Chester County is one of Pennsylvania's three original counties. The county has over 500,000 residents and has a rich history regarding the state's contribution to the Revolutionary War. The county's courthouse is located in West Chester. The court, known as the County Court of Common Pleas, is split into four administrative divisions: the civil court administration, the criminal court administration, the family court administration and the orphans court administration. There are 17 judges in total, with 13 operating full time and 4 senior judges. The family court administration handles cases of child and spousal support, custody filing, divorce filing, protection from abuse, and equitable distribution.
What To Expect In Court
The custody process in Chester County's court follows a few a steps. First and foremost, a custody complaint must be filed with the court. Complaints can be filed for either modification of a prior custody agreement, or to obtain a new custody agreement. Your attorney will be able to help you with the filing. In any matters of family law, it is best to have an attorney in your corner as early as possible, as an attorney can be helpful both in and out of the courtroom. After a filing, parents are required to attend a parenting class at the court.
The next step in the custody process is a court mandated mediation session, with a court appointed and approved individual acting as mediator. Attorneys may not attend this meeting, though you may want an attorney's coaching prior to the meeting. The purpose of mediation is to encourage parents to reach an agreeable custody order amicably.
If the mediation fails, a custody conciliation will occur. The conciliation is decided upon by a Conciliator, a court appointed individual who acts somewhat like a judge. Your attorney and the opposing party's attorney can attend this. The conciliation conference is intended to act somewhat similar to the mediation process. The child may also be interviewed by the Conciliator. Conciliation often begins simply with counsel from both sides discussing the matter with the Conciliator, and the parents will eventually participate as necessary. If an agreement is reached, a temporary custody order will be prepared and sent for a judge to sign.
For a case to proceed to a custody hearing, all requirements of the Conciliation and Mediation stages must have been met, and the case cannot have settled. Prior to a trial you and your attorney must file a Certificate of Readiness and a Pre-trial statement. Your attorney can assist you with this filing. Hearings will be decided by a judge, who will make a decision based upon what is deemed to be best for the child, based upon evidence introduced at a hearing.

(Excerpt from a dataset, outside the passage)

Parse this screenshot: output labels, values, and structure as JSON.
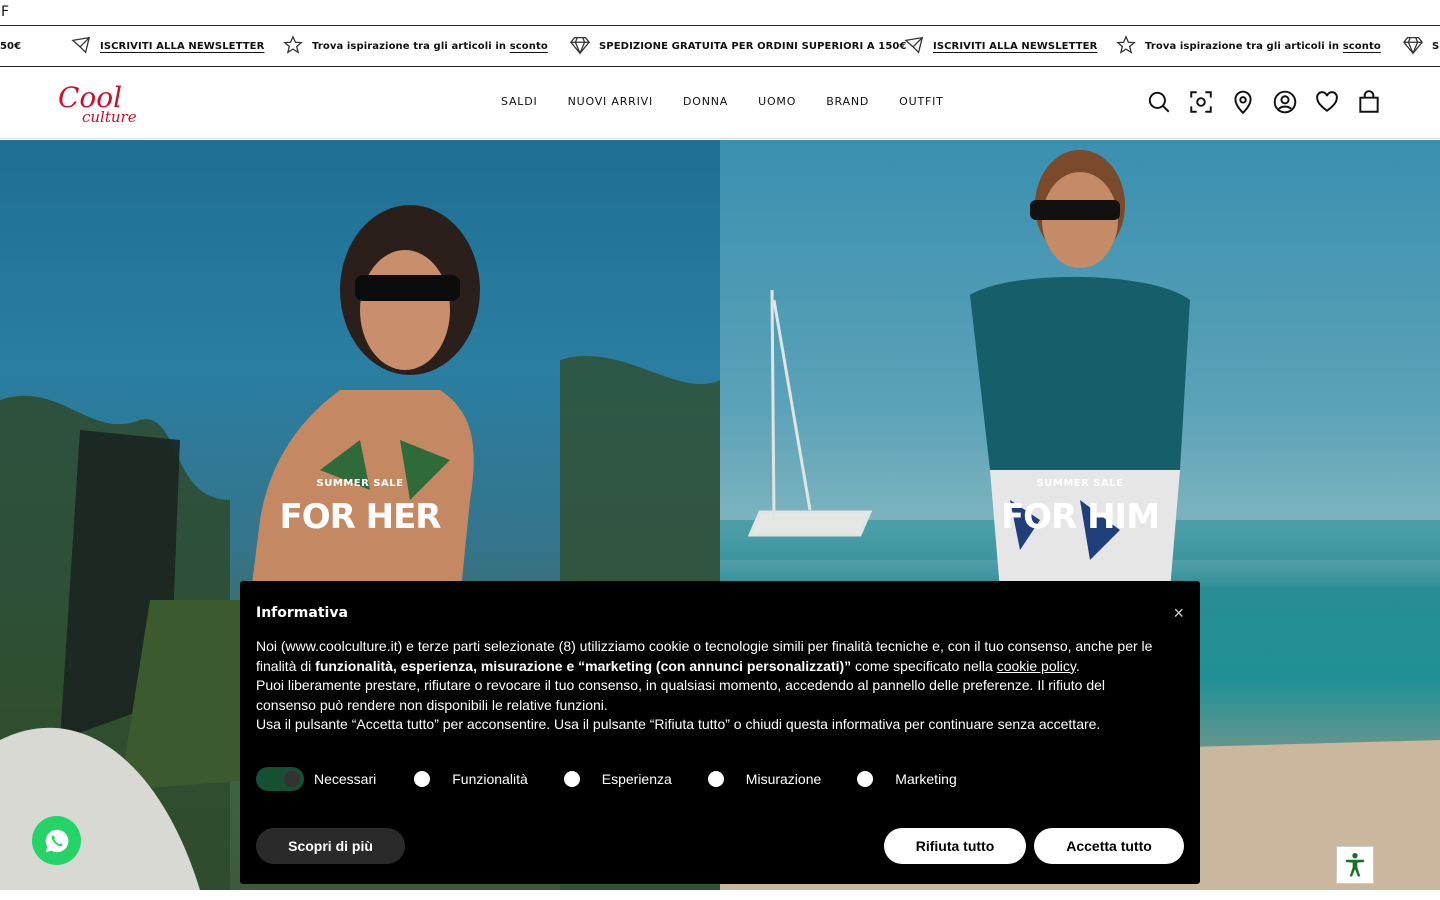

If you or a loved one is currently engaged in matters of Family, contact attorney Joseph D. Lento today.